• WHAT IS NEEDED
Wherever the string "text" appears in a line of the listing below, report that line.

• • • • • • •

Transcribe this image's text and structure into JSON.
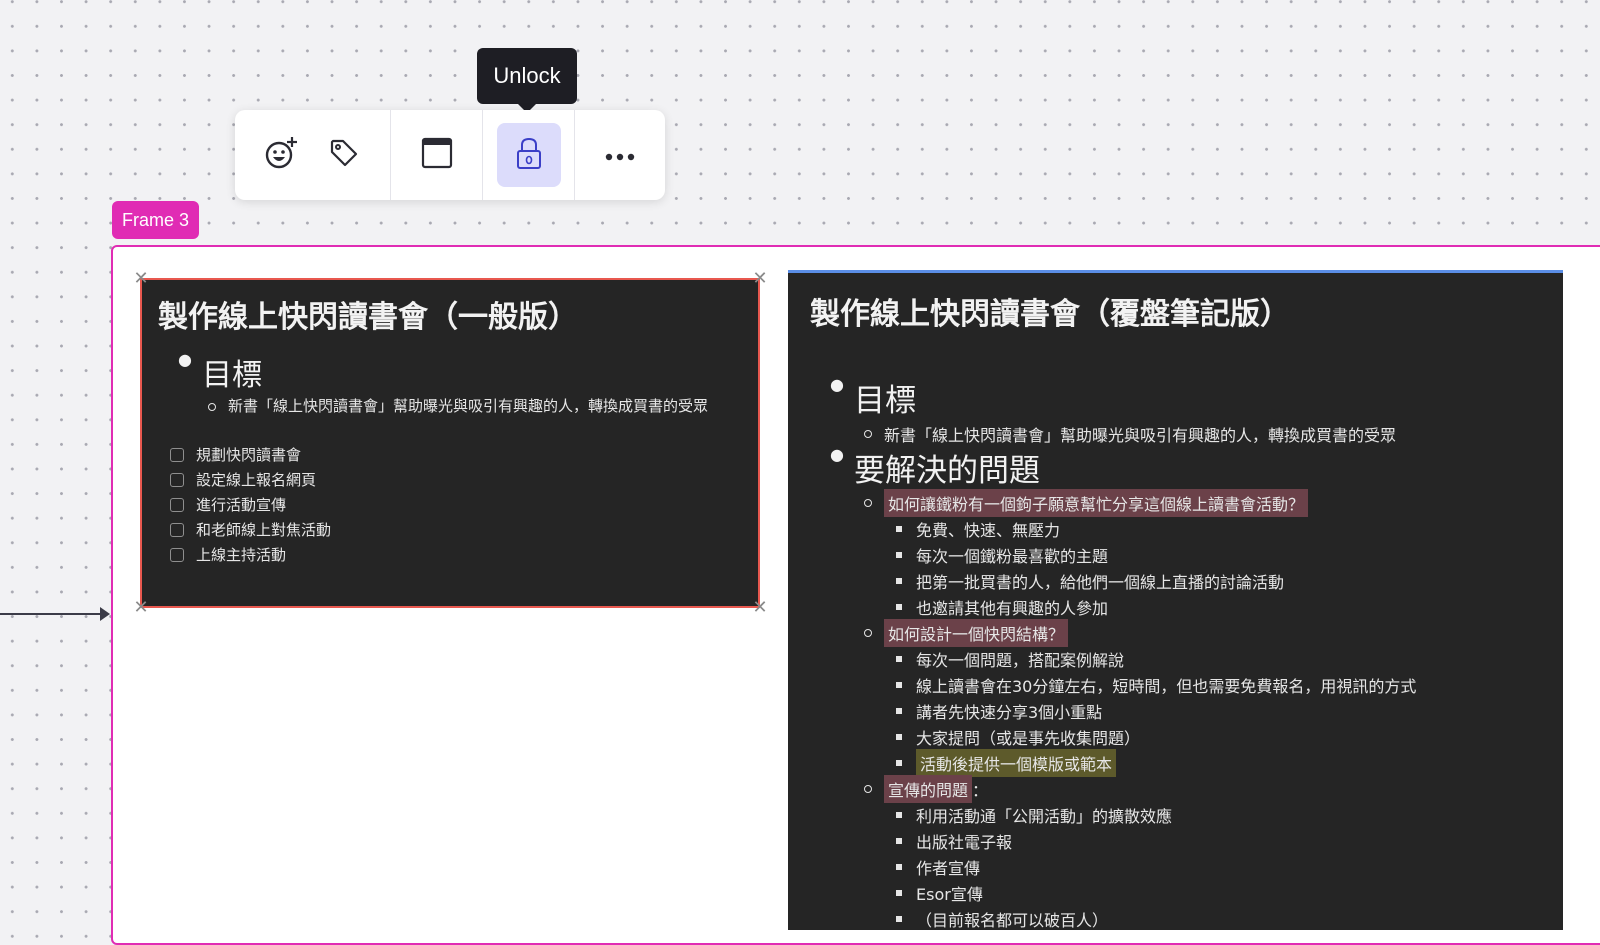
{
  "tooltip": {
    "text": "Unlock"
  },
  "toolbar": {
    "buttons": [
      {
        "icon": "add-reaction-icon"
      },
      {
        "icon": "tag-icon"
      },
      {
        "icon": "card-view-icon"
      },
      {
        "icon": "lock-icon",
        "active": true
      },
      {
        "icon": "more-icon"
      }
    ],
    "accent": "#dcdcfb"
  },
  "frame": {
    "label": "Frame 3",
    "color": "#e02cb4"
  },
  "card1": {
    "title": "製作線上快閃讀書會（一般版）",
    "heading": "目標",
    "goal": "新書「線上快閃讀書會」幫助曝光與吸引有興趣的人，轉換成買書的受眾",
    "todos": [
      "規劃快閃讀書會",
      "設定線上報名網頁",
      "進行活動宣傳",
      "和老師線上對焦活動",
      "上線主持活動"
    ],
    "border_color": "#e8584f"
  },
  "card2": {
    "title": "製作線上快閃讀書會（覆盤筆記版）",
    "heading_goal": "目標",
    "goal": "新書「線上快閃讀書會」幫助曝光與吸引有興趣的人，轉換成買書的受眾",
    "heading_problems": "要解決的問題",
    "q1": "如何讓鐵粉有一個鉤子願意幫忙分享這個線上讀書會活動？",
    "q1_items": [
      "免費、快速、無壓力",
      "每次一個鐵粉最喜歡的主題",
      "把第一批買書的人，給他們一個線上直播的討論活動",
      "也邀請其他有興趣的人參加"
    ],
    "q2": "如何設計一個快閃結構？",
    "q2_items": [
      "每次一個問題，搭配案例解說",
      "線上讀書會在30分鐘左右，短時間，但也需要免費報名，用視訊的方式",
      "講者先快速分享3個小重點",
      "大家提問（或是事先收集問題）"
    ],
    "q2_highlight_item": "活動後提供一個模版或範本",
    "q3": "宣傳的問題",
    "q3_suffix": "：",
    "q3_items": [
      "利用活動通「公開活動」的擴散效應",
      "出版社電子報",
      "作者宣傳",
      "Esor宣傳",
      "（目前報名都可以破百人）"
    ],
    "accent_top": "#5b8ee6"
  }
}
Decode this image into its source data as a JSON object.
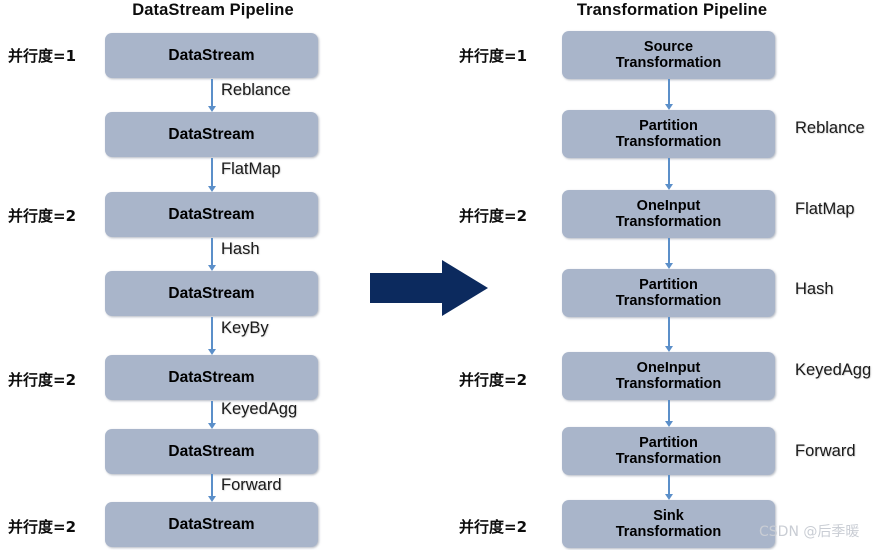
{
  "titles": {
    "left": "DataStream Pipeline",
    "right": "Transformation Pipeline"
  },
  "left_pipeline": {
    "name": "DataStream Pipeline",
    "nodes": [
      {
        "label": "DataStream",
        "parallelism": "并行度=1"
      },
      {
        "label": "DataStream",
        "parallelism": ""
      },
      {
        "label": "DataStream",
        "parallelism": "并行度=2"
      },
      {
        "label": "DataStream",
        "parallelism": ""
      },
      {
        "label": "DataStream",
        "parallelism": "并行度=2"
      },
      {
        "label": "DataStream",
        "parallelism": ""
      },
      {
        "label": "DataStream",
        "parallelism": "并行度=2"
      }
    ],
    "edges": [
      "Reblance",
      "FlatMap",
      "Hash",
      "KeyBy",
      "KeyedAgg",
      "Forward"
    ]
  },
  "right_pipeline": {
    "name": "Transformation Pipeline",
    "nodes": [
      {
        "line1": "Source",
        "line2": "Transformation",
        "parallelism": "并行度=1"
      },
      {
        "line1": "Partition",
        "line2": "Transformation",
        "parallelism": ""
      },
      {
        "line1": "OneInput",
        "line2": "Transformation",
        "parallelism": "并行度=2"
      },
      {
        "line1": "Partition",
        "line2": "Transformation",
        "parallelism": ""
      },
      {
        "line1": "OneInput",
        "line2": "Transformation",
        "parallelism": "并行度=2"
      },
      {
        "line1": "Partition",
        "line2": "Transformation",
        "parallelism": ""
      },
      {
        "line1": "Sink",
        "line2": "Transformation",
        "parallelism": "并行度=2"
      }
    ],
    "edges": [
      "Reblance",
      "FlatMap",
      "Hash",
      "KeyedAgg",
      "Forward"
    ]
  },
  "transition_arrow": {
    "direction": "right"
  },
  "watermark": "CSDN @后季暖",
  "colors": {
    "node_fill": "#a9b5ca",
    "connector": "#5b8fc9",
    "big_arrow": "#0c2a5e",
    "text": "#0d0d0d",
    "watermark": "#c9cdd4",
    "background": "#ffffff"
  }
}
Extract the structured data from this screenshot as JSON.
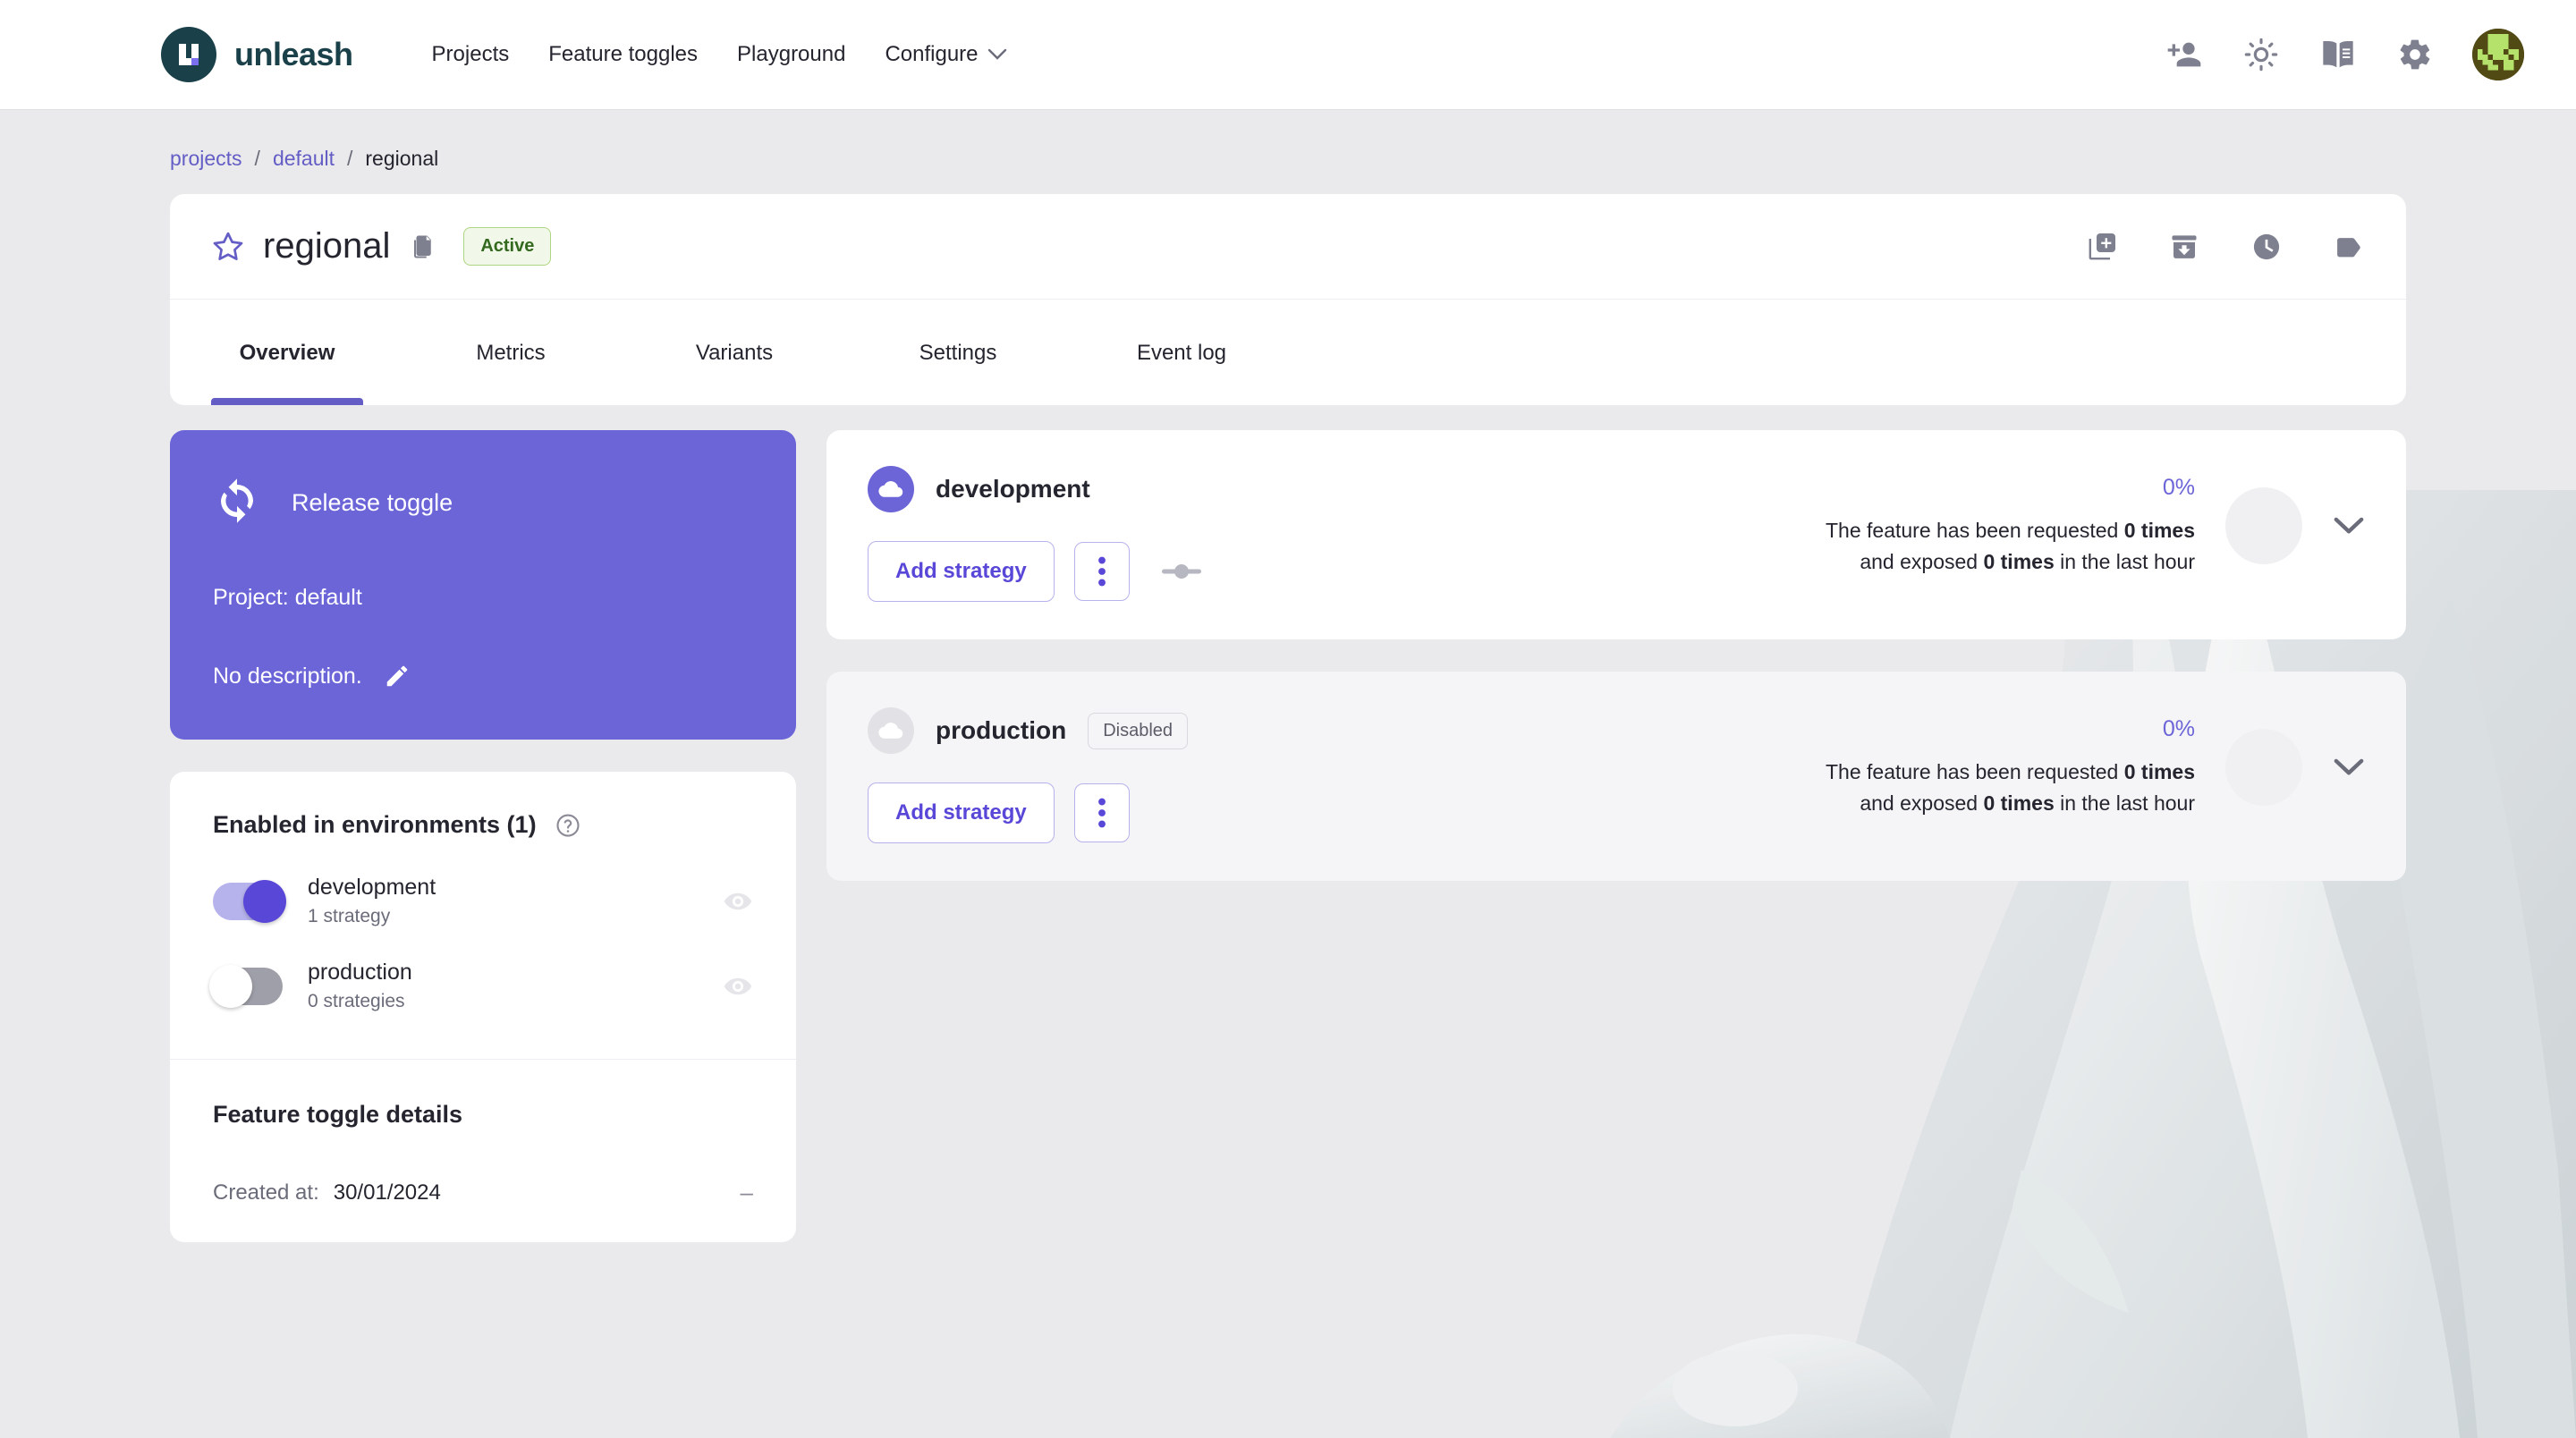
{
  "brand": {
    "name": "unleash",
    "logo_icon": "unleash-logo-icon",
    "accent": "#635DC5",
    "logo_bg": "#1A4049"
  },
  "navbar": {
    "links": [
      {
        "label": "Projects",
        "icon": null
      },
      {
        "label": "Feature toggles",
        "icon": null
      },
      {
        "label": "Playground",
        "icon": null
      },
      {
        "label": "Configure",
        "icon": "chevron-down-icon"
      }
    ],
    "actions": [
      {
        "name": "invite-user-icon",
        "label": "Invite user"
      },
      {
        "name": "light-mode-icon",
        "label": "Toggle theme"
      },
      {
        "name": "documentation-icon",
        "label": "Documentation"
      },
      {
        "name": "settings-gear-icon",
        "label": "Settings"
      }
    ],
    "avatar": {
      "name": "user-avatar",
      "bg": "#514a15",
      "fg": "#b5e26a"
    }
  },
  "breadcrumb": [
    {
      "label": "projects",
      "link": true
    },
    {
      "label": "default",
      "link": true
    },
    {
      "label": "regional",
      "link": false
    }
  ],
  "breadcrumb_separator": "/",
  "feature": {
    "name": "regional",
    "favorite_icon": "star-outline-icon",
    "copy_icon": "copy-icon",
    "status_badge": "Active",
    "status_colors": {
      "bg": "#f2f8e9",
      "border": "#aed581",
      "text": "#33691e"
    }
  },
  "header_actions": [
    {
      "name": "add-to-project-icon",
      "label": "Copy feature toggle"
    },
    {
      "name": "archive-icon",
      "label": "Archive feature toggle"
    },
    {
      "name": "history-icon",
      "label": "History"
    },
    {
      "name": "tag-icon",
      "label": "Tags"
    }
  ],
  "tabs": [
    {
      "label": "Overview",
      "active": true
    },
    {
      "label": "Metrics",
      "active": false
    },
    {
      "label": "Variants",
      "active": false
    },
    {
      "label": "Settings",
      "active": false
    },
    {
      "label": "Event log",
      "active": false
    }
  ],
  "release_card": {
    "icon": "sync-toggle-icon",
    "type_label": "Release toggle",
    "project_line": "Project: default",
    "description": "No description.",
    "edit_icon": "pencil-edit-icon",
    "bg": "#6C65D8"
  },
  "environments_card": {
    "title": "Enabled in environments (1)",
    "help_icon": "help-circle-icon",
    "rows": [
      {
        "name": "development",
        "sub": "1 strategy",
        "enabled": true,
        "visibility_icon": "eye-icon"
      },
      {
        "name": "production",
        "sub": "0 strategies",
        "enabled": false,
        "visibility_icon": "eye-icon"
      }
    ]
  },
  "details_card": {
    "title": "Feature toggle details",
    "created_label": "Created at:",
    "created_value": "30/01/2024",
    "collapse_glyph": "–"
  },
  "env_panels": [
    {
      "name": "development",
      "enabled": true,
      "status_badge": null,
      "cloud_icon": "cloud-icon",
      "add_strategy_label": "Add strategy",
      "kebab_icon": "more-vertical-icon",
      "strategy_node_icon": "strategy-node-icon",
      "percent": "0%",
      "metrics_line_1_prefix": "The feature has been requested ",
      "metrics_line_1_bold": "0 times",
      "metrics_line_2_prefix": "and exposed ",
      "metrics_line_2_bold": "0 times",
      "metrics_line_2_suffix": " in the last hour",
      "chart_icon": "donut-chart",
      "expand_icon": "chevron-down-icon"
    },
    {
      "name": "production",
      "enabled": false,
      "status_badge": "Disabled",
      "cloud_icon": "cloud-icon",
      "add_strategy_label": "Add strategy",
      "kebab_icon": "more-vertical-icon",
      "strategy_node_icon": null,
      "percent": "0%",
      "metrics_line_1_prefix": "The feature has been requested ",
      "metrics_line_1_bold": "0 times",
      "metrics_line_2_prefix": "and exposed ",
      "metrics_line_2_bold": "0 times",
      "metrics_line_2_suffix": " in the last hour",
      "chart_icon": "donut-chart",
      "expand_icon": "chevron-down-icon"
    }
  ]
}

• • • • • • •

• SOLUTION TO THE PROBLEM
Transcribe this image's text and structure into JSON.
    "text": "Unlock"
    "text": "#0d0d0d",
      "text": "#33691e"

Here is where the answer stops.